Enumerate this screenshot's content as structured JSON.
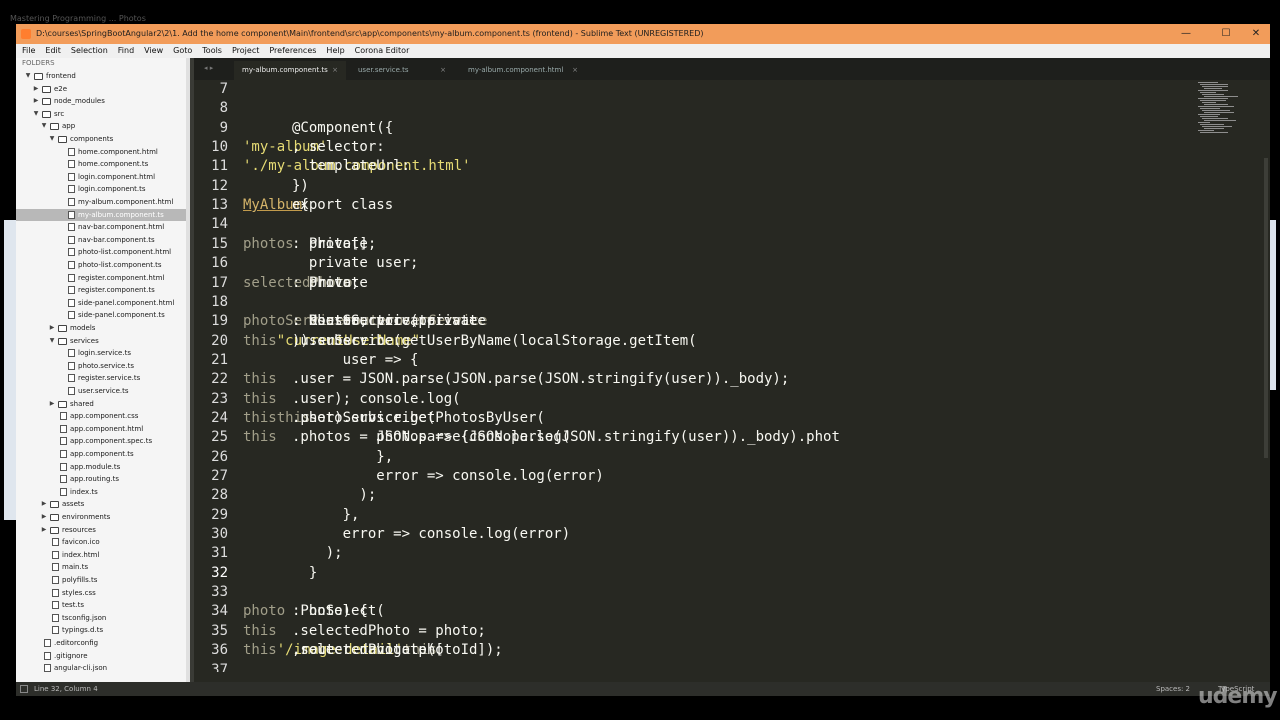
{
  "background_title": "Mastering Programming ... Photos",
  "window": {
    "title": "D:\\courses\\SpringBootAngular2\\2\\1. Add the home component\\Main\\frontend\\src\\app\\components\\my-album.component.ts (frontend) - Sublime Text (UNREGISTERED)",
    "controls": {
      "minimize": "—",
      "maximize": "☐",
      "close": "✕"
    },
    "accent": "#f29c5a"
  },
  "menu": [
    "File",
    "Edit",
    "Selection",
    "Find",
    "View",
    "Goto",
    "Tools",
    "Project",
    "Preferences",
    "Help",
    "Corona Editor"
  ],
  "sidebar": {
    "header": "FOLDERS",
    "items": [
      {
        "label": "frontend",
        "type": "folder",
        "depth": 0,
        "open": true
      },
      {
        "label": "e2e",
        "type": "folder",
        "depth": 1,
        "open": false
      },
      {
        "label": "node_modules",
        "type": "folder",
        "depth": 1,
        "open": false
      },
      {
        "label": "src",
        "type": "folder",
        "depth": 1,
        "open": true
      },
      {
        "label": "app",
        "type": "folder",
        "depth": 2,
        "open": true
      },
      {
        "label": "components",
        "type": "folder",
        "depth": 3,
        "open": true
      },
      {
        "label": "home.component.html",
        "type": "file",
        "depth": 4
      },
      {
        "label": "home.component.ts",
        "type": "file",
        "depth": 4
      },
      {
        "label": "login.component.html",
        "type": "file",
        "depth": 4
      },
      {
        "label": "login.component.ts",
        "type": "file",
        "depth": 4
      },
      {
        "label": "my-album.component.html",
        "type": "file",
        "depth": 4
      },
      {
        "label": "my-album.component.ts",
        "type": "file",
        "depth": 4,
        "selected": true
      },
      {
        "label": "nav-bar.component.html",
        "type": "file",
        "depth": 4
      },
      {
        "label": "nav-bar.component.ts",
        "type": "file",
        "depth": 4
      },
      {
        "label": "photo-list.component.html",
        "type": "file",
        "depth": 4
      },
      {
        "label": "photo-list.component.ts",
        "type": "file",
        "depth": 4
      },
      {
        "label": "register.component.html",
        "type": "file",
        "depth": 4
      },
      {
        "label": "register.component.ts",
        "type": "file",
        "depth": 4
      },
      {
        "label": "side-panel.component.html",
        "type": "file",
        "depth": 4
      },
      {
        "label": "side-panel.component.ts",
        "type": "file",
        "depth": 4
      },
      {
        "label": "models",
        "type": "folder",
        "depth": 3,
        "open": false
      },
      {
        "label": "services",
        "type": "folder",
        "depth": 3,
        "open": true
      },
      {
        "label": "login.service.ts",
        "type": "file",
        "depth": 4
      },
      {
        "label": "photo.service.ts",
        "type": "file",
        "depth": 4
      },
      {
        "label": "register.service.ts",
        "type": "file",
        "depth": 4
      },
      {
        "label": "user.service.ts",
        "type": "file",
        "depth": 4
      },
      {
        "label": "shared",
        "type": "folder",
        "depth": 3,
        "open": false
      },
      {
        "label": "app.component.css",
        "type": "file",
        "depth": 3
      },
      {
        "label": "app.component.html",
        "type": "file",
        "depth": 3
      },
      {
        "label": "app.component.spec.ts",
        "type": "file",
        "depth": 3
      },
      {
        "label": "app.component.ts",
        "type": "file",
        "depth": 3
      },
      {
        "label": "app.module.ts",
        "type": "file",
        "depth": 3
      },
      {
        "label": "app.routing.ts",
        "type": "file",
        "depth": 3
      },
      {
        "label": "index.ts",
        "type": "file",
        "depth": 3
      },
      {
        "label": "assets",
        "type": "folder",
        "depth": 2,
        "open": false
      },
      {
        "label": "environments",
        "type": "folder",
        "depth": 2,
        "open": false
      },
      {
        "label": "resources",
        "type": "folder",
        "depth": 2,
        "open": false
      },
      {
        "label": "favicon.ico",
        "type": "image",
        "depth": 2
      },
      {
        "label": "index.html",
        "type": "file",
        "depth": 2
      },
      {
        "label": "main.ts",
        "type": "file",
        "depth": 2
      },
      {
        "label": "polyfills.ts",
        "type": "file",
        "depth": 2
      },
      {
        "label": "styles.css",
        "type": "file",
        "depth": 2
      },
      {
        "label": "test.ts",
        "type": "file",
        "depth": 2
      },
      {
        "label": "tsconfig.json",
        "type": "file",
        "depth": 2
      },
      {
        "label": "typings.d.ts",
        "type": "file",
        "depth": 2
      },
      {
        "label": ".editorconfig",
        "type": "file",
        "depth": 1
      },
      {
        "label": ".gitignore",
        "type": "file",
        "depth": 1
      },
      {
        "label": "angular-cli.json",
        "type": "file",
        "depth": 1
      }
    ]
  },
  "tabs": [
    {
      "label": "my-album.component.ts",
      "active": true,
      "close": "×"
    },
    {
      "label": "user.service.ts",
      "active": false,
      "close": "×"
    },
    {
      "label": "my-album.component.html",
      "active": false,
      "close": "×"
    }
  ],
  "nav_arrows": "◂ ▸",
  "current_line": 32,
  "code": [
    {
      "n": "7",
      "segs": []
    },
    {
      "n": "8",
      "segs": []
    },
    {
      "n": "9",
      "segs": [
        [
          "@Component({",
          "txt"
        ]
      ]
    },
    {
      "n": "10",
      "segs": [
        [
          "  selector: ",
          "txt"
        ],
        [
          "'my-album'",
          "str"
        ],
        [
          ",",
          "txt"
        ]
      ]
    },
    {
      "n": "11",
      "segs": [
        [
          "  templateUrl: ",
          "txt"
        ],
        [
          "'./my-album.component.html'",
          "str"
        ]
      ]
    },
    {
      "n": "12",
      "segs": [
        [
          "})",
          "txt"
        ]
      ]
    },
    {
      "n": "13",
      "segs": [
        [
          "export class ",
          "txt"
        ],
        [
          "MyAlbum",
          "cls"
        ],
        [
          " {",
          "txt"
        ]
      ]
    },
    {
      "n": "14",
      "segs": []
    },
    {
      "n": "15",
      "segs": [
        [
          "  private ",
          "txt"
        ],
        [
          "photos",
          "pl"
        ],
        [
          ": Photo[];",
          "txt"
        ]
      ]
    },
    {
      "n": "16",
      "segs": [
        [
          "  private user;",
          "txt"
        ]
      ]
    },
    {
      "n": "17",
      "segs": [
        [
          "  private ",
          "txt"
        ],
        [
          "selectedPhoto",
          "pl"
        ],
        [
          ": Photo;",
          "txt"
        ]
      ]
    },
    {
      "n": "18",
      "segs": []
    },
    {
      "n": "19",
      "segs": [
        [
          "  constructor (private ",
          "txt"
        ],
        [
          "photoService",
          "pl"
        ],
        [
          ": PhotoService, private ",
          "txt"
        ],
        [
          "router",
          "pl"
        ],
        [
          ": Router, private ",
          "txt"
        ],
        [
          "userService",
          "pl"
        ],
        [
          ": UserSe",
          "txt"
        ]
      ]
    },
    {
      "n": "20",
      "segs": [
        [
          "    ",
          "txt"
        ],
        [
          "this",
          "pl"
        ],
        [
          ".userService.getUserByName(localStorage.getItem(",
          "txt"
        ],
        [
          "\"currentUserName\"",
          "str"
        ],
        [
          ")).subscribe(",
          "txt"
        ]
      ]
    },
    {
      "n": "21",
      "segs": [
        [
          "      user => {",
          "txt"
        ]
      ]
    },
    {
      "n": "22",
      "segs": [
        [
          "        ",
          "txt"
        ],
        [
          "this",
          "pl"
        ],
        [
          ".user = JSON.parse(JSON.parse(JSON.stringify(user))._body);",
          "txt"
        ]
      ]
    },
    {
      "n": "23",
      "segs": [
        [
          "        console.log(",
          "txt"
        ],
        [
          "this",
          "pl"
        ],
        [
          ".user);",
          "txt"
        ]
      ]
    },
    {
      "n": "24",
      "segs": [
        [
          "        ",
          "txt"
        ],
        [
          "this",
          "pl"
        ],
        [
          ".photoService.getPhotosByUser(",
          "txt"
        ],
        [
          "this",
          "pl"
        ],
        [
          ".user).subscribe(",
          "txt"
        ]
      ]
    },
    {
      "n": "25",
      "segs": [
        [
          "          photos => {console.log(",
          "txt"
        ],
        [
          "this",
          "pl"
        ],
        [
          ".photos = JSON.parse(JSON.parse(JSON.stringify(user))._body).phot",
          "txt"
        ]
      ]
    },
    {
      "n": "26",
      "segs": [
        [
          "          },",
          "txt"
        ]
      ]
    },
    {
      "n": "27",
      "segs": [
        [
          "          error => console.log(error)",
          "txt"
        ]
      ]
    },
    {
      "n": "28",
      "segs": [
        [
          "        );",
          "txt"
        ]
      ]
    },
    {
      "n": "29",
      "segs": [
        [
          "      },",
          "txt"
        ]
      ]
    },
    {
      "n": "30",
      "segs": [
        [
          "      error => console.log(error)",
          "txt"
        ]
      ]
    },
    {
      "n": "31",
      "segs": [
        [
          "    );",
          "txt"
        ]
      ]
    },
    {
      "n": "32",
      "segs": [
        [
          "  }",
          "txt"
        ]
      ]
    },
    {
      "n": "33",
      "segs": []
    },
    {
      "n": "34",
      "segs": [
        [
          "  onSelect(",
          "txt"
        ],
        [
          "photo",
          "pl"
        ],
        [
          ":Photo) {",
          "txt"
        ]
      ]
    },
    {
      "n": "35",
      "segs": [
        [
          "    ",
          "txt"
        ],
        [
          "this",
          "pl"
        ],
        [
          ".selectedPhoto = photo;",
          "txt"
        ]
      ]
    },
    {
      "n": "36",
      "segs": [
        [
          "    ",
          "txt"
        ],
        [
          "this",
          "pl"
        ],
        [
          ".router.navigate([",
          "txt"
        ],
        [
          "'/image-detail'",
          "str"
        ],
        [
          ", ",
          "txt"
        ],
        [
          "this",
          "pl"
        ],
        [
          ".selectedPhoto.photoId]);",
          "txt"
        ]
      ]
    },
    {
      "n": "37",
      "segs": []
    }
  ],
  "status": {
    "position": "Line 32, Column 4",
    "spaces": "Spaces: 2",
    "syntax": "TypeScript"
  },
  "watermark": "udemy",
  "colors": {
    "editor_bg": "#272822",
    "string": "#e6db74",
    "placeholder_text": "#a29f8a",
    "sidebar_bg": "#f5f5f5",
    "selection": "#b8b8b8"
  }
}
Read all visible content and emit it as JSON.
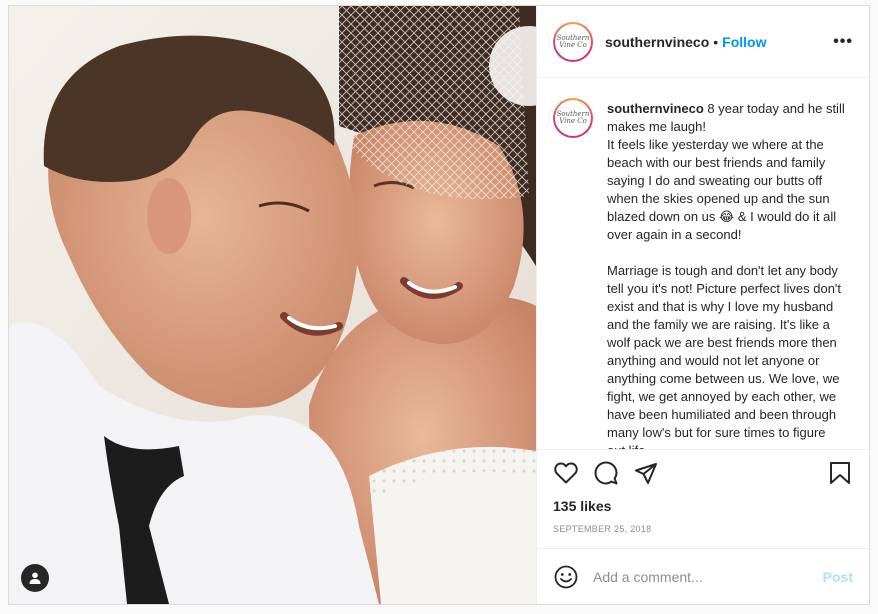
{
  "post": {
    "username": "southernvineco",
    "avatar_text": "Southern Vine Co",
    "header": {
      "separator": "•",
      "follow_label": "Follow",
      "more_label": "•••"
    },
    "caption": {
      "username": "southernvineco",
      "first_line": " 8 year today and he still makes me laugh!",
      "paragraph1": "It feels like yesterday we where at the beach with our best friends and family saying I do and sweating our butts off when the skies opened up and the sun blazed down on us 😂 & I would do it all over again in a second!",
      "paragraph2": "Marriage is tough and don't let any body tell you it's not! Picture perfect lives don't exist and that is why I love my husband and the family we are raising. It's like a wolf pack we are best friends more then anything and would not let anyone or anything come between us. We love, we fight, we get annoyed by each other, we have been humiliated and been through many low's but for sure times to figure out life"
    },
    "likes": "135 likes",
    "date": "SEPTEMBER 25, 2018",
    "comment_input": {
      "placeholder": "Add a comment...",
      "value": ""
    },
    "post_button": "Post",
    "icons": {
      "like": "heart-icon",
      "comment": "comment-icon",
      "share": "share-icon",
      "save": "bookmark-icon",
      "emoji": "emoji-icon",
      "user_tag": "user-icon"
    }
  }
}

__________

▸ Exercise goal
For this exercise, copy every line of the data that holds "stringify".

▸ Answer box
          ".user = JSON.parse(JSON.parse(JSON.stringify(user))._body);",
          ".photos = JSON.parse(JSON.parse(JSON.stringify(user))._body).phot",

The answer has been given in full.